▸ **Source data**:
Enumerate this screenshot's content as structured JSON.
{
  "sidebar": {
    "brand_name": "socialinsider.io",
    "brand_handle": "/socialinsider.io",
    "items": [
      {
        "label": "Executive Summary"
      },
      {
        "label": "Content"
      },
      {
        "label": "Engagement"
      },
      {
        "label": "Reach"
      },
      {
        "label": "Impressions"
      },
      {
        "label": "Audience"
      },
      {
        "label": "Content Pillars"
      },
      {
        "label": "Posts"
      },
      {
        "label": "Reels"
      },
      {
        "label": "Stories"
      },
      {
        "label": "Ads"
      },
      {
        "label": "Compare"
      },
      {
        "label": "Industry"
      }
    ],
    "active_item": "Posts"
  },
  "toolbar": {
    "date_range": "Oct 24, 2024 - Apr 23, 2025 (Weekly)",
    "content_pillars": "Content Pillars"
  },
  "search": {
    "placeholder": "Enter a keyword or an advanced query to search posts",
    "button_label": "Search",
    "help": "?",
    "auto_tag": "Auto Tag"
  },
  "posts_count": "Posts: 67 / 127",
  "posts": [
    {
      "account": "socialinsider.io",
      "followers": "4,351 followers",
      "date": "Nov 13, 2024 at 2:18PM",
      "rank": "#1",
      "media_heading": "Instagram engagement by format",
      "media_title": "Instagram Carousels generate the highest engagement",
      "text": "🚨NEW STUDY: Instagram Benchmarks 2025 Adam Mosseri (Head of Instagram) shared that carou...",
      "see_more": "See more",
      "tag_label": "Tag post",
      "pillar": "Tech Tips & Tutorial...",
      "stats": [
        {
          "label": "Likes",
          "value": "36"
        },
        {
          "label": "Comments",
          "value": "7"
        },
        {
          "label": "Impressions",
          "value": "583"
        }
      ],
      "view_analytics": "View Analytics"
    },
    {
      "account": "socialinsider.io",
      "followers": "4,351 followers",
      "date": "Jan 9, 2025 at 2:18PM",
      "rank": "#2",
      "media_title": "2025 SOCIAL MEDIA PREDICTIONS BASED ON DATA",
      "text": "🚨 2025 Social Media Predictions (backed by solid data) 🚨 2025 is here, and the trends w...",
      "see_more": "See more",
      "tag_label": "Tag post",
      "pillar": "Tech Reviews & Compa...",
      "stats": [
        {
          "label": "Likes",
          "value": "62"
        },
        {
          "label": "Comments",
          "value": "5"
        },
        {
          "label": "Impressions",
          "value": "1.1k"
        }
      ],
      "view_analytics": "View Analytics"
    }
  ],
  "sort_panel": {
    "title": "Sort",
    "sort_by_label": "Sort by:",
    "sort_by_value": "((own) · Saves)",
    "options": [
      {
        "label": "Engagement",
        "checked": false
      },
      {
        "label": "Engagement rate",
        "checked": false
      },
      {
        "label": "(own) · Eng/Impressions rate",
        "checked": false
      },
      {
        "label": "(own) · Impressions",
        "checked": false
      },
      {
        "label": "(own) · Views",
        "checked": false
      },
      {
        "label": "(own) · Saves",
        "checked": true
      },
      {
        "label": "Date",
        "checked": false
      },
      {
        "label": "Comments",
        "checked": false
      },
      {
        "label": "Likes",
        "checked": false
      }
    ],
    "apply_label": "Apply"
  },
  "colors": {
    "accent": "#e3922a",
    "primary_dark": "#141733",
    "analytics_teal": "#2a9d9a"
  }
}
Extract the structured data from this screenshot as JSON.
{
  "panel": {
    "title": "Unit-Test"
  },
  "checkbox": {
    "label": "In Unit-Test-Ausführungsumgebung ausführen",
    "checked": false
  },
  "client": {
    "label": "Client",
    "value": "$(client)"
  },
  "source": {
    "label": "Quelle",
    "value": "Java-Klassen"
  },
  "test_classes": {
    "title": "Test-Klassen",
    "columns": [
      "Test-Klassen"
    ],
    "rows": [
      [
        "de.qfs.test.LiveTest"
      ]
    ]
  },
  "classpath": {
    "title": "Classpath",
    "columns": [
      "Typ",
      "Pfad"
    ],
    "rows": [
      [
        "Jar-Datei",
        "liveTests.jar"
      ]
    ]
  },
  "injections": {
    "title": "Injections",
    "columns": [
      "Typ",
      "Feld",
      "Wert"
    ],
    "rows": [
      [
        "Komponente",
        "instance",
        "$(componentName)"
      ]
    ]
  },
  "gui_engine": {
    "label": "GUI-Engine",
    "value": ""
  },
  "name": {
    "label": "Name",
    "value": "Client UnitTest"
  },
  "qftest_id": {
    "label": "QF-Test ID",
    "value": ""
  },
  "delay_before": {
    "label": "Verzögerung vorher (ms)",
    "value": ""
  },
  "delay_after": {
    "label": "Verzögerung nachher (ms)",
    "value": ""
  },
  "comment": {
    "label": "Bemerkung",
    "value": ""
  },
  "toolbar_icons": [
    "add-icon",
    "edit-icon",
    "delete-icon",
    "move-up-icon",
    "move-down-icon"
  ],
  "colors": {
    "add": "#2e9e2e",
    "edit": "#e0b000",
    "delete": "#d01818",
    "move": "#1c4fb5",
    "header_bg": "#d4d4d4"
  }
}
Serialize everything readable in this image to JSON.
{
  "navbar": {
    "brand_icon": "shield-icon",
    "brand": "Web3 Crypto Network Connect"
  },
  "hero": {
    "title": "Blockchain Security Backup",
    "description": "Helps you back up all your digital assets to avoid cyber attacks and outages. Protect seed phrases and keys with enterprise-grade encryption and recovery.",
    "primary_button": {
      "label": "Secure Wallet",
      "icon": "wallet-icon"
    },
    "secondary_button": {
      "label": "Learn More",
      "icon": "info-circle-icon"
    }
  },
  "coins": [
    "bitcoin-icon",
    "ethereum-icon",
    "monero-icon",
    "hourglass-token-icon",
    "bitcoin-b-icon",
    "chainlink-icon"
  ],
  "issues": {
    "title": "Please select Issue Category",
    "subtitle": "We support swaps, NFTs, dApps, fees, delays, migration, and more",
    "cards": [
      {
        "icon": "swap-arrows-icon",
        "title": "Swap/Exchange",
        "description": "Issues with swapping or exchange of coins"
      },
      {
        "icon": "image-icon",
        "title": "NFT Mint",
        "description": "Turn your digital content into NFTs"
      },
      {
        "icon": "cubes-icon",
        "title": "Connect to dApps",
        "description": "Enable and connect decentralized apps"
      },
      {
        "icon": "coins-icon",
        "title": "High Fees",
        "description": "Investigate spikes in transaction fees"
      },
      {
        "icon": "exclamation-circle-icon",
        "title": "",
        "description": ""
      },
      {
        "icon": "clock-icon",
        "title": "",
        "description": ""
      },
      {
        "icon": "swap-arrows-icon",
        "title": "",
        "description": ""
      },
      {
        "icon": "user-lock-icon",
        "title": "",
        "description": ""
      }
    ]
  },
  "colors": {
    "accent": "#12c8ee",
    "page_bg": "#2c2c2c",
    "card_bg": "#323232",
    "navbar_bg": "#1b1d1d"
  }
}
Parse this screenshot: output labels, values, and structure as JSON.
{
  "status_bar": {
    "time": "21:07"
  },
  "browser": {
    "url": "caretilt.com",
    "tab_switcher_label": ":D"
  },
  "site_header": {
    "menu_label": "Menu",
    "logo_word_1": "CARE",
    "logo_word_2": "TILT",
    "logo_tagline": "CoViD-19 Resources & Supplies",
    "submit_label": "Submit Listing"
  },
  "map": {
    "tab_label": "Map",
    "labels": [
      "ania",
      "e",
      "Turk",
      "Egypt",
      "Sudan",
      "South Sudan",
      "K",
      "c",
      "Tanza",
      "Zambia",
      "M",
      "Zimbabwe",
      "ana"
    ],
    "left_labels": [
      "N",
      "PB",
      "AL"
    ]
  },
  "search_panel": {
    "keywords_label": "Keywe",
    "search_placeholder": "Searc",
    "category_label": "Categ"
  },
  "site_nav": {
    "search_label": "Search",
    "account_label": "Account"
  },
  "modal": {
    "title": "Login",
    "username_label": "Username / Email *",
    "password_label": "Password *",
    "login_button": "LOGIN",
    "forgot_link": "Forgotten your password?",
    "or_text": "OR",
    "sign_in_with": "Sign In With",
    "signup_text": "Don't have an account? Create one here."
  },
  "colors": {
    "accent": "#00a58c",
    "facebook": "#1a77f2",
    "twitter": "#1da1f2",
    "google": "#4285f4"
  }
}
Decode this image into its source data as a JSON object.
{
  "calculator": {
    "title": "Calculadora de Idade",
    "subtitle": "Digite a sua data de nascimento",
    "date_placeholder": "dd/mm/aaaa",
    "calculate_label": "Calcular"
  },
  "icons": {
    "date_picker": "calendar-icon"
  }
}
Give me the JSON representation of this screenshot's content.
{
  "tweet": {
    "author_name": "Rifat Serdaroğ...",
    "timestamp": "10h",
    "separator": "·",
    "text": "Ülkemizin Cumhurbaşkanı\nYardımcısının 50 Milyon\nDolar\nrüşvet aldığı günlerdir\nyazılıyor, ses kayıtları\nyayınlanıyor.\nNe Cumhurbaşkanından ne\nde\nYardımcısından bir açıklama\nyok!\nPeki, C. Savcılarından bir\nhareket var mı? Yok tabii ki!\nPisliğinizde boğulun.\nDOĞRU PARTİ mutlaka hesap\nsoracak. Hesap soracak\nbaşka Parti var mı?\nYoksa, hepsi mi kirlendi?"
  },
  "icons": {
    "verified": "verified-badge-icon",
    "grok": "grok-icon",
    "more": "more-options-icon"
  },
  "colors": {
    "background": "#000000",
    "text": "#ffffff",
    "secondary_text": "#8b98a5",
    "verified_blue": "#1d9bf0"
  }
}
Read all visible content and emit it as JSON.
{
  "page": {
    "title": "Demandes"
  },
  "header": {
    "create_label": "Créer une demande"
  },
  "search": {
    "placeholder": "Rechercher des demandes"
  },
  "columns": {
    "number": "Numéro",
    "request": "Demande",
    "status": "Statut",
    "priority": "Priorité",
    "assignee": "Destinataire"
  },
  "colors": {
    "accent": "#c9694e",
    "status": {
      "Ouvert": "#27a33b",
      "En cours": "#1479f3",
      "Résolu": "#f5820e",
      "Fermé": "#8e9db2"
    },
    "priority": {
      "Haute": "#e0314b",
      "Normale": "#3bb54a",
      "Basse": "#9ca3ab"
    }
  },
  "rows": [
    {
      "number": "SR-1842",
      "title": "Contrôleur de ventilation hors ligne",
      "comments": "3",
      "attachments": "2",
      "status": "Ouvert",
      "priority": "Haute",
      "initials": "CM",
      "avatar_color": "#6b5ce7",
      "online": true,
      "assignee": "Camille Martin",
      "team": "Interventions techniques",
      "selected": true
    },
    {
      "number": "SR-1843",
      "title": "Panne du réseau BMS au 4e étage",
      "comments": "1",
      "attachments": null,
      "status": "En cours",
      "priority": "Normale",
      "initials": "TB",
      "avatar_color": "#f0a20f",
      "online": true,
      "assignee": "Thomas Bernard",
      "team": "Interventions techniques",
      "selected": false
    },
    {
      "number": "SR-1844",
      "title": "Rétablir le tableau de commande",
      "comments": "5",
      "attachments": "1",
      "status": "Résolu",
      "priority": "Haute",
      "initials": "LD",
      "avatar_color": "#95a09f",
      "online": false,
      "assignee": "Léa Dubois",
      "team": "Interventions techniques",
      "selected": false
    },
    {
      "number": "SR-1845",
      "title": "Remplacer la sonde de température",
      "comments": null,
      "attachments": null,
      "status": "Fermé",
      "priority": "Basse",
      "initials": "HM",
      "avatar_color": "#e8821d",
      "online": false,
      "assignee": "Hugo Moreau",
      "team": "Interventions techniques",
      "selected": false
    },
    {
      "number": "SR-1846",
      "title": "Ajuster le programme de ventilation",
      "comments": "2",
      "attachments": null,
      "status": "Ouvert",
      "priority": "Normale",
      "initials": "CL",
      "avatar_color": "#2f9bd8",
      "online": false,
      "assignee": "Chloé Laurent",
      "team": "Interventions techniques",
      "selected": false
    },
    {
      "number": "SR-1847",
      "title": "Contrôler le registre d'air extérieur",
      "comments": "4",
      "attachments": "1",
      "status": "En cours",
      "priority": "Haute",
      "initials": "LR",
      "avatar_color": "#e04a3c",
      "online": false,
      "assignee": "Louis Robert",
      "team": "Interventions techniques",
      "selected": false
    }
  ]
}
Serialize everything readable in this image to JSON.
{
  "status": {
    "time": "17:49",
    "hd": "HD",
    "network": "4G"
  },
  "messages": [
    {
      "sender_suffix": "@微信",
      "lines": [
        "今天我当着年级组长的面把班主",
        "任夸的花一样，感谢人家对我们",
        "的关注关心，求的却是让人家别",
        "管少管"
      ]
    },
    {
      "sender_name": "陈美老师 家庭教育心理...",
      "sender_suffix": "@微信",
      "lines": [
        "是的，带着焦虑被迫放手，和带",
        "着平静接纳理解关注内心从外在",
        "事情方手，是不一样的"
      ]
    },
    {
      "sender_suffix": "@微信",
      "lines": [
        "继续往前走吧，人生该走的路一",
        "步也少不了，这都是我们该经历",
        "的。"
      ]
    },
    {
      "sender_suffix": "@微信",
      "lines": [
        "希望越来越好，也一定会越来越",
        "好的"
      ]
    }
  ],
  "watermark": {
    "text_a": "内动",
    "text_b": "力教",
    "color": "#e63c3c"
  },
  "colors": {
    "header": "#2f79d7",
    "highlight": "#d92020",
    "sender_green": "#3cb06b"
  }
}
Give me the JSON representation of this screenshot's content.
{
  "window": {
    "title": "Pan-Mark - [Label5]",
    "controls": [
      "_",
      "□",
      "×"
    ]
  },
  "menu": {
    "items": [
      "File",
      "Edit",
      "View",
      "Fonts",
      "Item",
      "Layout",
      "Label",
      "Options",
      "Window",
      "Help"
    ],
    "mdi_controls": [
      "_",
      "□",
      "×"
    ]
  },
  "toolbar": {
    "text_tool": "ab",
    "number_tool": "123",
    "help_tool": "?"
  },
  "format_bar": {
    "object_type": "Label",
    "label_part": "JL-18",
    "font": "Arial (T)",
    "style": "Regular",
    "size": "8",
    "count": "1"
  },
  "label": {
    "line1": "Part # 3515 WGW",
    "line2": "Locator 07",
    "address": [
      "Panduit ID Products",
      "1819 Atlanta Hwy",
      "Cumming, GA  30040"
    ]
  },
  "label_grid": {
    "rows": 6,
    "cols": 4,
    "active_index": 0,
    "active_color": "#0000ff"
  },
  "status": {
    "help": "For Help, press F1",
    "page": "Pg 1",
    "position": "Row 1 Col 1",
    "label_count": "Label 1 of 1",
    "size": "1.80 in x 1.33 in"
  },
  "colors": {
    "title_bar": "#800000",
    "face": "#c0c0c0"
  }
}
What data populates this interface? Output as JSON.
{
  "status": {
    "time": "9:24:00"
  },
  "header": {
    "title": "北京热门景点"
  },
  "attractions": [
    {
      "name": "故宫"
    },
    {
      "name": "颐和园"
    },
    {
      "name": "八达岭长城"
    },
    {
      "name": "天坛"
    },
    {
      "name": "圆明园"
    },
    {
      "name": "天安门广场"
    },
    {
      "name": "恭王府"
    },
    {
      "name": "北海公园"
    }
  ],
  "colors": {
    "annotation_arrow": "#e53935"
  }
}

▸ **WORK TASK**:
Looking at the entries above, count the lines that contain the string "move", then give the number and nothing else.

▸ **PROBLEM SOLUTION**:
3